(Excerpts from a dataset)
····················

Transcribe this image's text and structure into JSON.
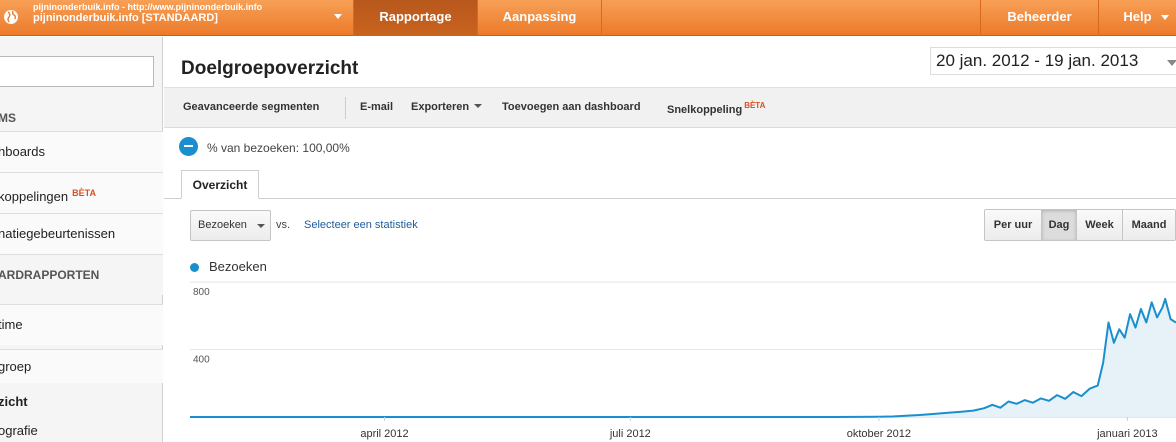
{
  "topbar": {
    "account_line1": "pijninonderbuik.info - http://www.pijninonderbuik.info",
    "account_line2": "pijninonderbuik.info [STANDAARD]",
    "tabs": [
      "Rapportage",
      "Aanpassing"
    ],
    "right_tabs": [
      "Beheerder",
      "Help"
    ],
    "accent": "#ec7a2a"
  },
  "sidebar": {
    "items": [
      {
        "label": "MS"
      },
      {
        "label": "hboards"
      },
      {
        "label": "koppelingen",
        "badge": "BÈTA"
      },
      {
        "label": "natiegebeurtenissen"
      },
      {
        "label": "ARDRAPPORTEN"
      },
      {
        "label": "time"
      },
      {
        "label": "groep"
      },
      {
        "label": "zicht"
      },
      {
        "label": "ografie"
      }
    ]
  },
  "main": {
    "title": "Doelgroepoverzicht",
    "date_range": "20 jan. 2012 - 19 jan. 2013",
    "toolbar": {
      "advanced_segments": "Geavanceerde segmenten",
      "email": "E-mail",
      "export": "Exporteren",
      "add_dashboard": "Toevoegen aan dashboard",
      "shortcut": "Snelkoppeling",
      "shortcut_badge": "BÈTA"
    },
    "segment": "% van bezoeken: 100,00%",
    "tab": "Overzicht",
    "metric": "Bezoeken",
    "vs": "vs.",
    "select_metric": "Selecteer een statistiek",
    "periods": [
      "Per uur",
      "Dag",
      "Week",
      "Maand"
    ],
    "active_period": "Dag",
    "legend": "Bezoeken"
  },
  "chart_data": {
    "type": "area",
    "series": [
      {
        "name": "Bezoeken",
        "color": "#1a8fcf",
        "points": [
          [
            "2012-01-20",
            0
          ],
          [
            "2012-03-01",
            0
          ],
          [
            "2012-04-01",
            0
          ],
          [
            "2012-05-15",
            0
          ],
          [
            "2012-07-01",
            0
          ],
          [
            "2012-08-15",
            0
          ],
          [
            "2012-09-15",
            0
          ],
          [
            "2012-10-01",
            1
          ],
          [
            "2012-10-06",
            3
          ],
          [
            "2012-10-11",
            8
          ],
          [
            "2012-10-16",
            12
          ],
          [
            "2012-10-21",
            18
          ],
          [
            "2012-10-26",
            24
          ],
          [
            "2012-10-31",
            30
          ],
          [
            "2012-11-05",
            38
          ],
          [
            "2012-11-09",
            52
          ],
          [
            "2012-11-12",
            72
          ],
          [
            "2012-11-15",
            55
          ],
          [
            "2012-11-18",
            92
          ],
          [
            "2012-11-21",
            78
          ],
          [
            "2012-11-24",
            100
          ],
          [
            "2012-11-27",
            85
          ],
          [
            "2012-11-30",
            110
          ],
          [
            "2012-12-03",
            96
          ],
          [
            "2012-12-06",
            130
          ],
          [
            "2012-12-09",
            108
          ],
          [
            "2012-12-12",
            148
          ],
          [
            "2012-12-15",
            124
          ],
          [
            "2012-12-18",
            168
          ],
          [
            "2012-12-21",
            186
          ],
          [
            "2012-12-23",
            320
          ],
          [
            "2012-12-25",
            560
          ],
          [
            "2012-12-27",
            440
          ],
          [
            "2012-12-29",
            520
          ],
          [
            "2012-12-31",
            470
          ],
          [
            "2013-01-02",
            610
          ],
          [
            "2013-01-04",
            530
          ],
          [
            "2013-01-06",
            640
          ],
          [
            "2013-01-08",
            560
          ],
          [
            "2013-01-10",
            680
          ],
          [
            "2013-01-12",
            590
          ],
          [
            "2013-01-14",
            650
          ],
          [
            "2013-01-15",
            700
          ],
          [
            "2013-01-17",
            580
          ],
          [
            "2013-01-19",
            560
          ]
        ]
      }
    ],
    "x_ticks": [
      "april 2012",
      "juli 2012",
      "oktober 2012",
      "januari 2013"
    ],
    "x_tick_dates": [
      "2012-04-01",
      "2012-07-01",
      "2012-10-01",
      "2013-01-01"
    ],
    "xlim": [
      "2012-01-20",
      "2013-01-19"
    ],
    "y_ticks": [
      "800",
      "400"
    ],
    "ylim": [
      0,
      800
    ],
    "grid": true
  }
}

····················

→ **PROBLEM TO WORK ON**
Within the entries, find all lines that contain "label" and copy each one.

→ **TASK SOLUTION**
        "label": "MS"
        "label": "hboards"
        "label": "koppelingen",
        "label": "natiegebeurtenissen"
        "label": "ARDRAPPORTEN"
        "label": "time"
        "label": "groep"
        "label": "zicht"
        "label": "ografie"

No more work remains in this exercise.